It didn’t take long for me to get to the front. They flipped through my passport a bunch without seeming to notice that I was American. For a moment, I hoped they wouldn’t notice at all and just give me an entry stamp and let me get on with it. While I was standing there, the guy on the line next to me had his phone go off. “We Wish You A Merry Christmas” was his ringtone.
Then the border guy flipped to the front of my passport and saw the faded American cover. After they confirmed that I didn’t have a visa, we had a very quick back-and-forth where I was told there was absolutely nothing they could do. He said the same line that I had always heard from the Lebanese, except applied to the neighboring country. “You are very welcome in Syria.”
It’s pretty much what I had read before. Very polite, but nothing they can do. It isn’t like they’re BSing, though. I had hoped that perhaps my French work visa or other reasons (just wanting to get through to Turkey, potentially wanting to teach English) would get me somewhere, but no dice. I asked if there was anyone else that could be called to make a different decision. After a few more pleads, the guy asked to take my passport back. I thought maybe they would do something. Another guy came after a while, took my passport, wrote down the info and called someone. I had no idea what was going on, but it seemed all right.
A new guy came, one that I hadn’t dealt with before. He took my passport and had me follow him. I wasn’t sure if I was going somewhere where I could maybe offer a bribe or plead my case. Nope. I was pointed over to the direction to get back to Lebanon. I asked about a toilet. The duty-free mall. Free bathroom. Asked a guy in a suit and tie that worked at duty-free how I could make a call to Lebanon. He said I could use his phone if it was an emergency. I said that I wasn’t sure what to do now, since I couldn’t get into Syria. I used his phone, called the guy from Zahle and walked to the other side to go toward Lebanon.
Various taxi drivers ran over to try to scam me, but I figured I would try to hitchhike. They thought I was nuts and tried to work $5+ out of me. I told them to go away. I had my thumb out. Every car that went by was packed.
After a while, I agreed to the taxi people setting me up with a $1 ride in a beat up BMW. The fair price. Less than a minute on the road, the taxi overheated. I took some video, and the guy next to me insisted that I take a picture with him.
Back in Lebanon, since I wasn’t successful getting into Syria, I had to get my exit stamp cancelled. When I asked the Lebanese border control guy about getting back to Chtaura, he said that I could possibly get a free ride on one of the buses that was coming by. He walked me over the the side where the buses were going into Lebanon and left me with the border guys there. I thought he had arranged it so they would talk to a bus. But they let the various taxi scammers harass me. I told them that the other guy had made it sound like I’d get a bus. They seemed confused about all of it and annoyed that I tried to get into Syria. “Why Syria?” Realizing I was getting nowhere with them, I left most of my bags by the gate and went to go talk to the first guy.

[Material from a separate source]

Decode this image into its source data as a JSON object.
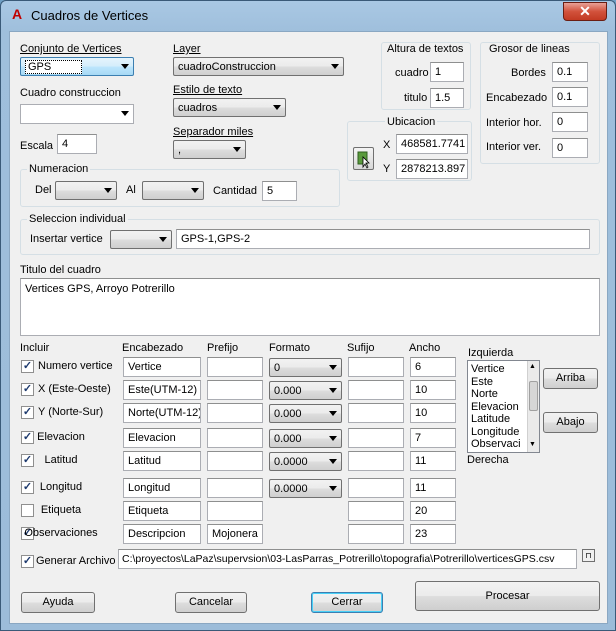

He came back with me and sorted it all out. No bus, because the buses that were waiting there at the time were Iranian. And no guarantees when another bus would come. The border people figured it wasn’t a great idea to ask the Iranians about me going on. So, instead, they arranged a $2 taxi to Chtaura.
After that, it was a $2 taxi back to Zahle to a 4,000 Lebanese pound ride back to Beirut to take a $108 USD flight to Istanbul the next morning.